Data records for software interfaces
'''

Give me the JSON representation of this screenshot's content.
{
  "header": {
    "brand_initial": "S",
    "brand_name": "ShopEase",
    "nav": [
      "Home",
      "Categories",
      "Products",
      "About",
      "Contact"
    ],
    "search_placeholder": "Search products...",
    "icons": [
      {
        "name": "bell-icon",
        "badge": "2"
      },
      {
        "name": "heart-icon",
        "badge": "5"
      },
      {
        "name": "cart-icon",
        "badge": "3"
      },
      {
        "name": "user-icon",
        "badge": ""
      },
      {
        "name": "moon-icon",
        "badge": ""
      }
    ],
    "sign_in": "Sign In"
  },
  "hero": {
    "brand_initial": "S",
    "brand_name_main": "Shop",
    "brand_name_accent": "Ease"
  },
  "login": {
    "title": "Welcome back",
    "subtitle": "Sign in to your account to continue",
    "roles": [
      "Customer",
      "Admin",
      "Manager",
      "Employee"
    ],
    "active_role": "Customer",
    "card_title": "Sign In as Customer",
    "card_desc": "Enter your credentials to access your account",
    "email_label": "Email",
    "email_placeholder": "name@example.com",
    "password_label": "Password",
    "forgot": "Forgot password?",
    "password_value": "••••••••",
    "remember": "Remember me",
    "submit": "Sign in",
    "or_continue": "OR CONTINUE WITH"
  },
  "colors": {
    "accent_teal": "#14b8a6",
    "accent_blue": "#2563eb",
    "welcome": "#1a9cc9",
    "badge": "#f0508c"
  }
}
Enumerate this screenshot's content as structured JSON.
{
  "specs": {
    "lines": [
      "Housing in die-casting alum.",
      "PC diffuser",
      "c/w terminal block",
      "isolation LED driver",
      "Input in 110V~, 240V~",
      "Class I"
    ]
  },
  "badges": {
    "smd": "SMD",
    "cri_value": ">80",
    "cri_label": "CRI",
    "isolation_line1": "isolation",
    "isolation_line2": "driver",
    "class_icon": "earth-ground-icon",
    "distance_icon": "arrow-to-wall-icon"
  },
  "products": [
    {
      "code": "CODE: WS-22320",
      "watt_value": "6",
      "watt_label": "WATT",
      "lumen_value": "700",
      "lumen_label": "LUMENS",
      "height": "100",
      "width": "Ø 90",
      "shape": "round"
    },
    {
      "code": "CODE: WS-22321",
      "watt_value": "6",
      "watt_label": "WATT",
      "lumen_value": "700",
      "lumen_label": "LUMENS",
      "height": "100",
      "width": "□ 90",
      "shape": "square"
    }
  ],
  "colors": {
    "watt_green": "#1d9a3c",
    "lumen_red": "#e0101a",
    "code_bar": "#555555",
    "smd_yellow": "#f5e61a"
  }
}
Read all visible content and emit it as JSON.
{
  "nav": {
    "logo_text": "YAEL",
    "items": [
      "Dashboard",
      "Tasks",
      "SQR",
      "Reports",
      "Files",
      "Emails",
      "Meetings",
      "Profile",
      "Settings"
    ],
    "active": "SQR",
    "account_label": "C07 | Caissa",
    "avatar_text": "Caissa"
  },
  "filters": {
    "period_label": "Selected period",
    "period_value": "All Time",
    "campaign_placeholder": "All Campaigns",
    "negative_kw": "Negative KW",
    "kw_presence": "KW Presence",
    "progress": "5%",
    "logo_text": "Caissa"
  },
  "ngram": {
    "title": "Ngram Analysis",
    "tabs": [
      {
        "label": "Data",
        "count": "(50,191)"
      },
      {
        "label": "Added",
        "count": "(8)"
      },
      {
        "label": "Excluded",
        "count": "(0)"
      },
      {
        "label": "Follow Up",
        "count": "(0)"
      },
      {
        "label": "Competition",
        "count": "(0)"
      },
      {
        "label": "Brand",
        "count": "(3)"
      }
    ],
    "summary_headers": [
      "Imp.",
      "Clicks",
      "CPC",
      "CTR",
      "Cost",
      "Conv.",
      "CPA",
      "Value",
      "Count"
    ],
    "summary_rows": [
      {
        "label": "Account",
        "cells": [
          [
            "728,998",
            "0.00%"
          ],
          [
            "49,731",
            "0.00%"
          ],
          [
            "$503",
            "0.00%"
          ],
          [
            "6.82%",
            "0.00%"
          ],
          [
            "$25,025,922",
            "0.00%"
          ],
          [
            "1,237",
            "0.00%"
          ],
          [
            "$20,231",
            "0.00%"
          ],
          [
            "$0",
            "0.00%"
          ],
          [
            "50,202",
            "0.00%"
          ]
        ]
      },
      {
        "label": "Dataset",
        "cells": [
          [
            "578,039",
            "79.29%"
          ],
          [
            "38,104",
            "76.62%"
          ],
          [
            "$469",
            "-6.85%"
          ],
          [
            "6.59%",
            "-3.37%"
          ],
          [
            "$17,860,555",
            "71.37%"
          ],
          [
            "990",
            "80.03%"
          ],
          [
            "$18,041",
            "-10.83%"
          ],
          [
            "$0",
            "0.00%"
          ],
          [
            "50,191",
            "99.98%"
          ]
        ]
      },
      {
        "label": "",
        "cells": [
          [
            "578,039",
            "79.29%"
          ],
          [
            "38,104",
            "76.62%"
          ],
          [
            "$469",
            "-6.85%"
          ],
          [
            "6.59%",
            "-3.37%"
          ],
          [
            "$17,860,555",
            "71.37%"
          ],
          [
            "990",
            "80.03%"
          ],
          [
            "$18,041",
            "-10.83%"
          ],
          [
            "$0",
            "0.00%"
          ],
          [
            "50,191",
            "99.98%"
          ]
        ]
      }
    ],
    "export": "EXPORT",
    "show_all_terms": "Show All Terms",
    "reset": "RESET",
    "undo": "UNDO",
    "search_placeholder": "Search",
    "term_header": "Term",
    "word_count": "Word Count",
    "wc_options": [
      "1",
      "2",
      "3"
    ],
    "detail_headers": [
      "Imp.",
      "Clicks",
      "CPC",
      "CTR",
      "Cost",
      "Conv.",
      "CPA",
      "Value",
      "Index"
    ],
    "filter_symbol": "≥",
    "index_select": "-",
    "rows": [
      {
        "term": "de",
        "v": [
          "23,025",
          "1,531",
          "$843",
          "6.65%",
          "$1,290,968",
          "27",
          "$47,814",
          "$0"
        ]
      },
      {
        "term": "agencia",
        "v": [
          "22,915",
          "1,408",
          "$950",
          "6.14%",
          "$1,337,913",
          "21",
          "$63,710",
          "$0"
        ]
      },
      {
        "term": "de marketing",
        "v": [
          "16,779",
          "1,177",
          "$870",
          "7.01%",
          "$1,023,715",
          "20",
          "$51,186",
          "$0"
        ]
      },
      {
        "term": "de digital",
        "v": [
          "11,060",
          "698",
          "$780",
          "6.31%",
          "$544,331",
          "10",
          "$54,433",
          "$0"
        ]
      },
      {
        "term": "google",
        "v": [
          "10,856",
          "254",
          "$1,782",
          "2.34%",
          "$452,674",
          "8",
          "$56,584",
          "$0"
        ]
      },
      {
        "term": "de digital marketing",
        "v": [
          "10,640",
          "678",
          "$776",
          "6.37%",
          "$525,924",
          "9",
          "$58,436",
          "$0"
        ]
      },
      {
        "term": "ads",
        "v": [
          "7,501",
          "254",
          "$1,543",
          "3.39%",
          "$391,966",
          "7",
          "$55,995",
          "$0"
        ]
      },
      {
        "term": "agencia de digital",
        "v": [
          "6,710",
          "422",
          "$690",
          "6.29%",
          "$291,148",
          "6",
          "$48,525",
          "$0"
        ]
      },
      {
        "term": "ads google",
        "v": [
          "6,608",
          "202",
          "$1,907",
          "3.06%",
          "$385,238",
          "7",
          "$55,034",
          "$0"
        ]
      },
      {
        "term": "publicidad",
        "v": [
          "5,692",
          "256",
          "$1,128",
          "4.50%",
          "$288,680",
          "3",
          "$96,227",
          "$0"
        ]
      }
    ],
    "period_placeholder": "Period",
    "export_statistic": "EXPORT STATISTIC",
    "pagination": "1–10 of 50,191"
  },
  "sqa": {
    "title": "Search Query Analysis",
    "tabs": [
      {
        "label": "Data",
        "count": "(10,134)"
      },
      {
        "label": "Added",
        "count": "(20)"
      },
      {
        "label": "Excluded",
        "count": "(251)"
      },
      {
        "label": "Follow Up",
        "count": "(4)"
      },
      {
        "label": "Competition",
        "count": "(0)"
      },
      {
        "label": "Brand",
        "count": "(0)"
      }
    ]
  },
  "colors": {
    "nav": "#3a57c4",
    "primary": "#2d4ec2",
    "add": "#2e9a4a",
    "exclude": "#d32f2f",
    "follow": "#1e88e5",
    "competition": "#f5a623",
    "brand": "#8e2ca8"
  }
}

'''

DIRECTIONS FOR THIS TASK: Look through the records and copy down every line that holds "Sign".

ANSWER BOX:
    "sign_in": "Sign In"
    "subtitle": "Sign in to your account to continue",
    "card_title": "Sign In as Customer",
    "submit": "Sign in",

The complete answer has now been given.